Slugging in this case (the term means something completely different in most other productions) is the process of editing said Pro Tools project to create a sort of Venture Bros. radio show. I sit with the engineer and more or less imagine what the pace of the show will be. We pull tracks together that were recorded hours apart, overlap them and so forth, in order to try to make the show sound like live conversation. When we hit a part of the script where big action is described, I have to kind of imagine how long that action would take, and we leave that part silent (unless of course henchmen are screaming during the action, or Brock is grunting or something). When our little radio show is all edited and sounds right, we check the time. If it's over 23 minutes, I have to start cutting stuff then and there.

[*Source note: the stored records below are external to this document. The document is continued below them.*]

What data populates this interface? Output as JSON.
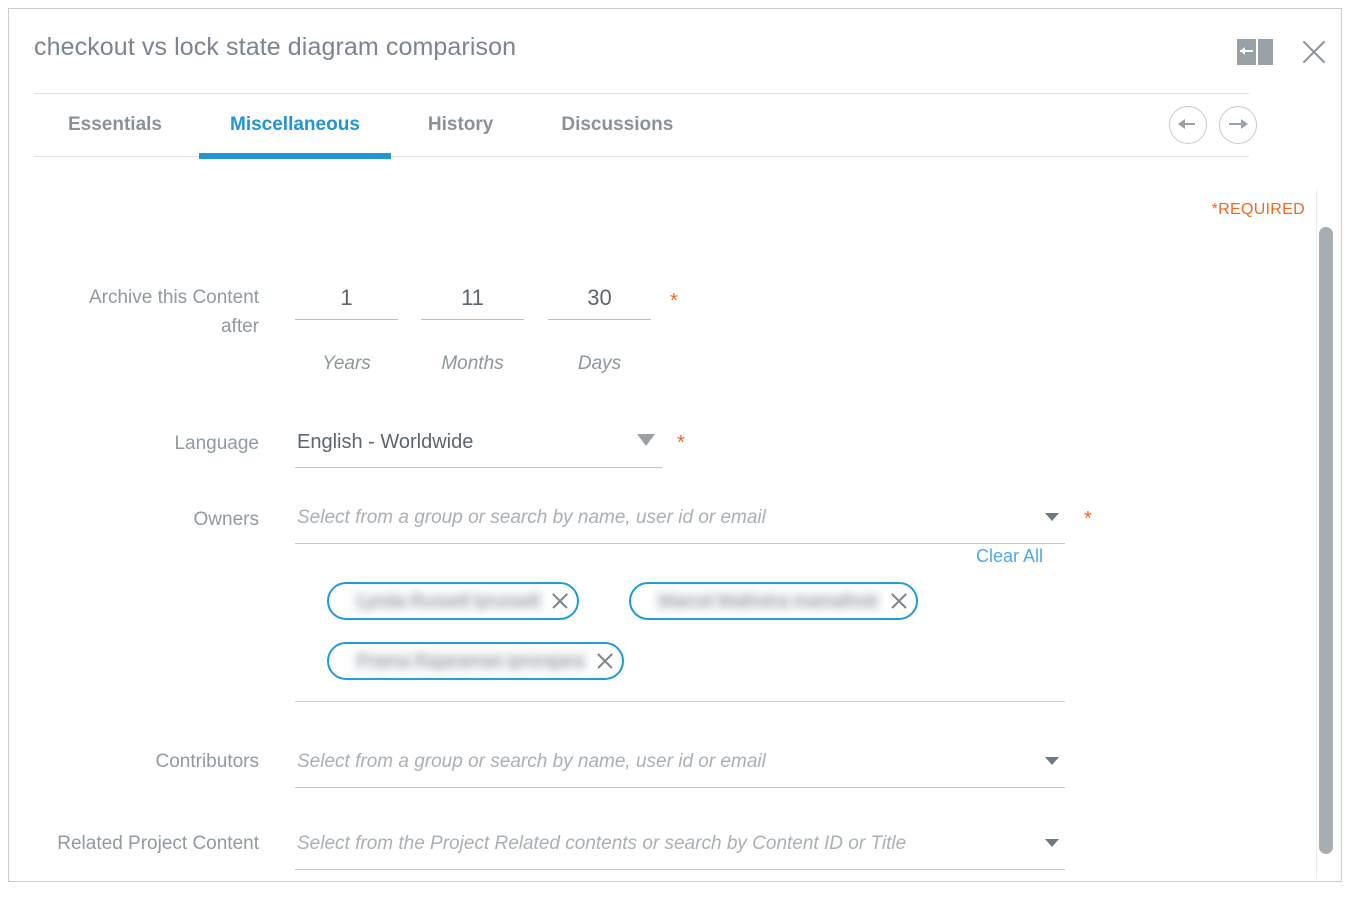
{
  "window": {
    "title": "checkout vs lock state diagram comparison",
    "collapse_icon": "collapse-panel-icon",
    "close_icon": "close-icon"
  },
  "tabs": [
    {
      "label": "Essentials",
      "active": false
    },
    {
      "label": "Miscellaneous",
      "active": true
    },
    {
      "label": "History",
      "active": false
    },
    {
      "label": "Discussions",
      "active": false
    }
  ],
  "nav": {
    "back_icon": "arrow-left-icon",
    "forward_icon": "arrow-right-icon"
  },
  "form": {
    "required_note": "*REQUIRED",
    "required_marker": "*",
    "archive": {
      "label_line1": "Archive this Content",
      "label_line2": "after",
      "years": {
        "value": "1",
        "unit": "Years"
      },
      "months": {
        "value": "11",
        "unit": "Months"
      },
      "days": {
        "value": "30",
        "unit": "Days"
      }
    },
    "language": {
      "label": "Language",
      "value": "English - Worldwide"
    },
    "owners": {
      "label": "Owners",
      "placeholder": "Select from a group or search by name, user id or email",
      "clear_all": "Clear All",
      "chips": [
        {
          "name": "Lynda Russell lyrussell"
        },
        {
          "name": "Marcel Malhotra mamalhotr"
        },
        {
          "name": "Prama Rajaraman iprorajara"
        }
      ]
    },
    "contributors": {
      "label": "Contributors",
      "placeholder": "Select from a group or search by name, user id or email"
    },
    "related_project_content": {
      "label": "Related Project Content",
      "placeholder": "Select from the Project Related contents or search by Content ID or Title"
    }
  },
  "colors": {
    "accent_blue": "#2196d3",
    "link_blue": "#4ca8f0",
    "required_orange": "#f26722",
    "label_gray": "#909a9f"
  }
}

Or, if it's over but not by too much, I have to at least start seriously thinking about what's going to be cut during the next two phases: storyboard and animatic.
We give the cd to the storyboard artists, who begin their work in week 3. By listening to the audio, they get a better idea of the attitudes and expressions they need to give the characters during certain lines and actions. It also effects their direction of each scene. A sequence that may have seemed nice and open in the script may be much quicker than they thought once recorded, so they realize then they don't have time to cut all over the place or do some sweeping, panning establishing shot or something. I meet with these guys at the beginning of their process as much as possible, too. If there are scenes that I have a very specific look in mind for, I doodle a few thumbnails and explain it to them. Otherwise, they're on their own and I wait for them to finish their thumbnails. Thumbnails, for those who don't know, are small, rough sketches laying out the basics of a scene. The storyboard artists spend their first week doing these, at the end of which I sit down with them, go over their drawings, and change or add to them as necessary.
...which brings us to the end of week 3. And of course week 3 to the rest of the production means week 1 of the next script for the design department. So this is when all of the above starts to overlap for me and people start getting frantic and losing sleep...